Ii-B Grasp generation network
To take object stiffness into account for generating grasps, we propose to use the Deep Neural Network (DNN) (Fig. LABEL:fig:pipeline). The network is inspired by [morrison2018closing]
but modified to take a stiffness image as an additional input channel. Each pixel in the stiffness image represents object stiffness. The proposed network is trained with supervised learning on a synthetic dataset. We generated our own dataset containing labeled grasps on soft and rigid objects using Isaac Gym as no such dataset existed from before.
Ii-C Training data generation
Depth and stiffness input We captured depth images of target objects with a virtual camera set to view the scene from top-down. To model variable object stiffness, four values of Young’s modulus from to were used. The Young’s modulus is normalized to [0,1] range and the corresponding stiffness value is assigned to every pixel in the stiffness image that the object occupies.
Grasp candidates Grasps are sampled with an antipodal grasp sampler to obtain approximately 200 grasp candidates for each target object. All grasp candidates that collide with the mesh are filtered out, a process that keeps about 25-40 grasps per object. The grasps are executed and evaluated using a Franka Emika Panda model in Isaac Gym. Positive grasps are then represented as rectangles in 2D image plane as shown in Fig. LABEL:fig:grasprep.
Quality metrics None of the standard grasp quality metrics are applicable for both rigid and deformable objects. As a quality metric we use a shake task which measures how easily an object is displaced in hand under various accelerations. The metric is provided by the Isaac Gym framework. A higher metric indicates that a grasp is better because it withstand higher accelerations.
Training dataset As a training dataset, we use a total of 30 objects on which we generate and label grasp candidates. The objects include 13 primitive objects provided in Isaac Gym, 5 objects from YCB dataset, and 12 objects with adversarial geometry from the EGAD! dataset [egad]. With the varying stiffness, the training set contains a total of 120 objects. To counteract the small size of the training set, we further augment the dataset with random crops, zooms, and rotations to create a set of 5400 depth and stiffness images and 27000 labeled grasps map images.
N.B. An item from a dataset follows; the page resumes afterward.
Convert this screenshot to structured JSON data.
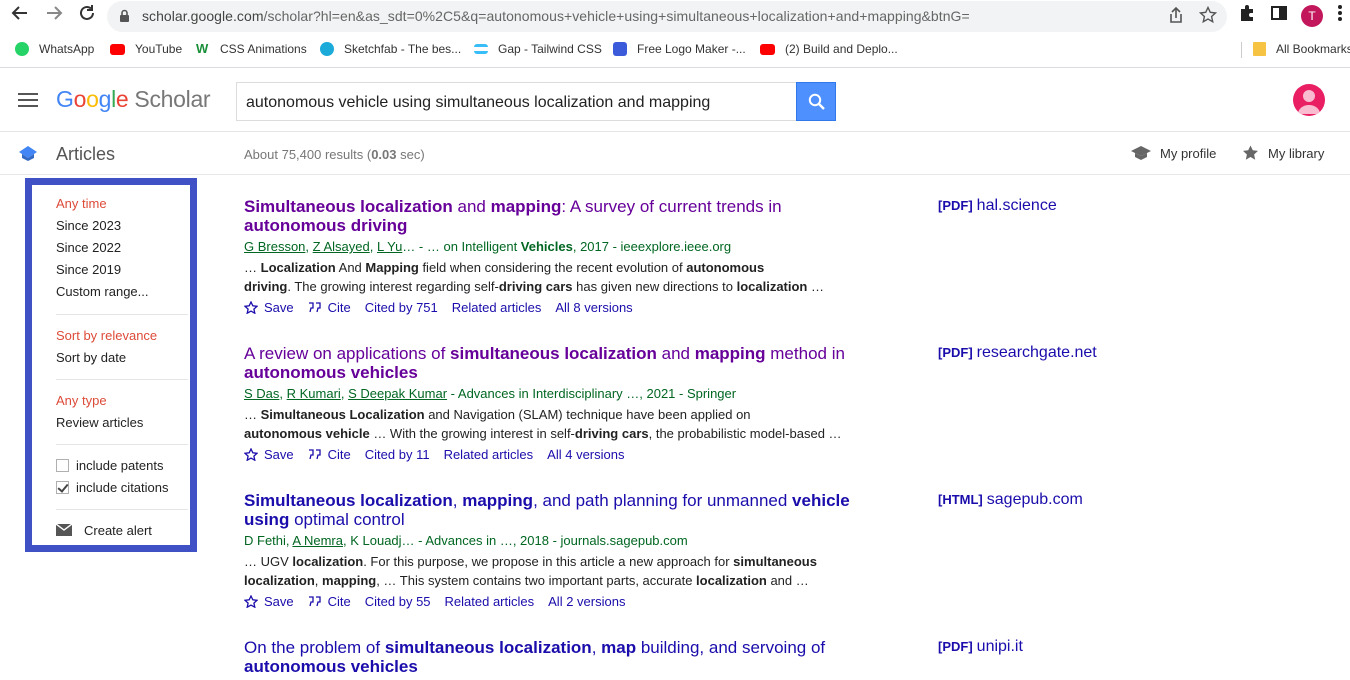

We evaluated the quality of the proposed grasp generation in simulation on objects with varying stiffness. We tested the approach on 7 common objects shown in Fig. LABEL:fig:testobj. We evaluated the top-5 generated grasps using the shake test on each object for each of the four stiffnesses, resulting in 20 grasps per object. To demonstrate the importance of stiffness input, we compared the generated grasps against grasps generated with a similar approach without stiffness information.